··· MATERIAL FOR THE TASK ···

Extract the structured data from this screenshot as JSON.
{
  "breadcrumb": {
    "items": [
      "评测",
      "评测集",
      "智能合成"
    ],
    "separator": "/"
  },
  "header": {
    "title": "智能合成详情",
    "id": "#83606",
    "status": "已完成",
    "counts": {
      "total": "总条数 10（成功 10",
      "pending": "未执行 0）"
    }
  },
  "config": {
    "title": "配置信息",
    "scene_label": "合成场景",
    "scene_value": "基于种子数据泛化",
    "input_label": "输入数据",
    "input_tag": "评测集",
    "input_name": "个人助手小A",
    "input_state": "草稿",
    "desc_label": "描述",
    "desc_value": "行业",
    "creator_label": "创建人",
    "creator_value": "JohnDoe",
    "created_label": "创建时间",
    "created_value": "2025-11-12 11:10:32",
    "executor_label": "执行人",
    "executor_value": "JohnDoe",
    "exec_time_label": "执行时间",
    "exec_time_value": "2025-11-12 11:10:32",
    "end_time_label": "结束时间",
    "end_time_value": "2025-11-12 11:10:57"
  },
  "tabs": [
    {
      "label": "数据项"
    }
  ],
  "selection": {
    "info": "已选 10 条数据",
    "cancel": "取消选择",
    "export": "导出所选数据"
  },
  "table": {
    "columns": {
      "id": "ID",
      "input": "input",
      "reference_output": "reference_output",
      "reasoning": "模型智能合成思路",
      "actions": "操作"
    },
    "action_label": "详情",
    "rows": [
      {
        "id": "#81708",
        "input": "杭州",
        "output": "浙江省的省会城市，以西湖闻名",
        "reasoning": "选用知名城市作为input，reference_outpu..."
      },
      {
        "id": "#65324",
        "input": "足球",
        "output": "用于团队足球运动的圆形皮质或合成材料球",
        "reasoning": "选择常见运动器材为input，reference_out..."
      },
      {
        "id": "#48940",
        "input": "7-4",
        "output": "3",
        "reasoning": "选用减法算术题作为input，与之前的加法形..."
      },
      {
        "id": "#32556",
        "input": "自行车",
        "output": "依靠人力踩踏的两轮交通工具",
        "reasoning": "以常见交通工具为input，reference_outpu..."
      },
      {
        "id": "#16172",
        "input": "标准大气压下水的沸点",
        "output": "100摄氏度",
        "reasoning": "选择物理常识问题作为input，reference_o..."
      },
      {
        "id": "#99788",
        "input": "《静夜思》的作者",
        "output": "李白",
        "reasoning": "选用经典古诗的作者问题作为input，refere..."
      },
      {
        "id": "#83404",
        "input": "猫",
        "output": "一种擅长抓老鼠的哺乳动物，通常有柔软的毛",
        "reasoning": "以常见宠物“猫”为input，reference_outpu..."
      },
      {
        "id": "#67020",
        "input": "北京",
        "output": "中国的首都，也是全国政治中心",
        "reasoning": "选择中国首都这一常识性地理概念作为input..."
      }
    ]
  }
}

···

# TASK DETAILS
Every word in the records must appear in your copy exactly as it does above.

# SOLVED EXERCISE
Extract the structured data from this screenshot as JSON.
{
  "breadcrumb": {
    "items": [
      "评测",
      "评测集",
      "智能合成"
    ],
    "separator": "/"
  },
  "header": {
    "title": "智能合成详情",
    "id": "#83606",
    "status": "已完成",
    "counts": {
      "total": "总条数 10（成功 10",
      "pending": "未执行 0）"
    }
  },
  "config": {
    "title": "配置信息",
    "scene_label": "合成场景",
    "scene_value": "基于种子数据泛化",
    "input_label": "输入数据",
    "input_tag": "评测集",
    "input_name": "个人助手小A",
    "input_state": "草稿",
    "desc_label": "描述",
    "desc_value": "行业",
    "creator_label": "创建人",
    "creator_value": "JohnDoe",
    "created_label": "创建时间",
    "created_value": "2025-11-12 11:10:32",
    "executor_label": "执行人",
    "executor_value": "JohnDoe",
    "exec_time_label": "执行时间",
    "exec_time_value": "2025-11-12 11:10:32",
    "end_time_label": "结束时间",
    "end_time_value": "2025-11-12 11:10:57"
  },
  "tabs": [
    {
      "label": "数据项"
    }
  ],
  "selection": {
    "info": "已选 10 条数据",
    "cancel": "取消选择",
    "export": "导出所选数据"
  },
  "table": {
    "columns": {
      "id": "ID",
      "input": "input",
      "reference_output": "reference_output",
      "reasoning": "模型智能合成思路",
      "actions": "操作"
    },
    "action_label": "详情",
    "rows": [
      {
        "id": "#81708",
        "input": "杭州",
        "output": "浙江省的省会城市，以西湖闻名",
        "reasoning": "选用知名城市作为input，reference_outpu..."
      },
      {
        "id": "#65324",
        "input": "足球",
        "output": "用于团队足球运动的圆形皮质或合成材料球",
        "reasoning": "选择常见运动器材为input，reference_out..."
      },
      {
        "id": "#48940",
        "input": "7-4",
        "output": "3",
        "reasoning": "选用减法算术题作为input，与之前的加法形..."
      },
      {
        "id": "#32556",
        "input": "自行车",
        "output": "依靠人力踩踏的两轮交通工具",
        "reasoning": "以常见交通工具为input，reference_outpu..."
      },
      {
        "id": "#16172",
        "input": "标准大气压下水的沸点",
        "output": "100摄氏度",
        "reasoning": "选择物理常识问题作为input，reference_o..."
      },
      {
        "id": "#99788",
        "input": "《静夜思》的作者",
        "output": "李白",
        "reasoning": "选用经典古诗的作者问题作为input，refere..."
      },
      {
        "id": "#83404",
        "input": "猫",
        "output": "一种擅长抓老鼠的哺乳动物，通常有柔软的毛",
        "reasoning": "以常见宠物“猫”为input，reference_outpu..."
      },
      {
        "id": "#67020",
        "input": "北京",
        "output": "中国的首都，也是全国政治中心",
        "reasoning": "选择中国首都这一常识性地理概念作为input..."
      }
    ]
  }
}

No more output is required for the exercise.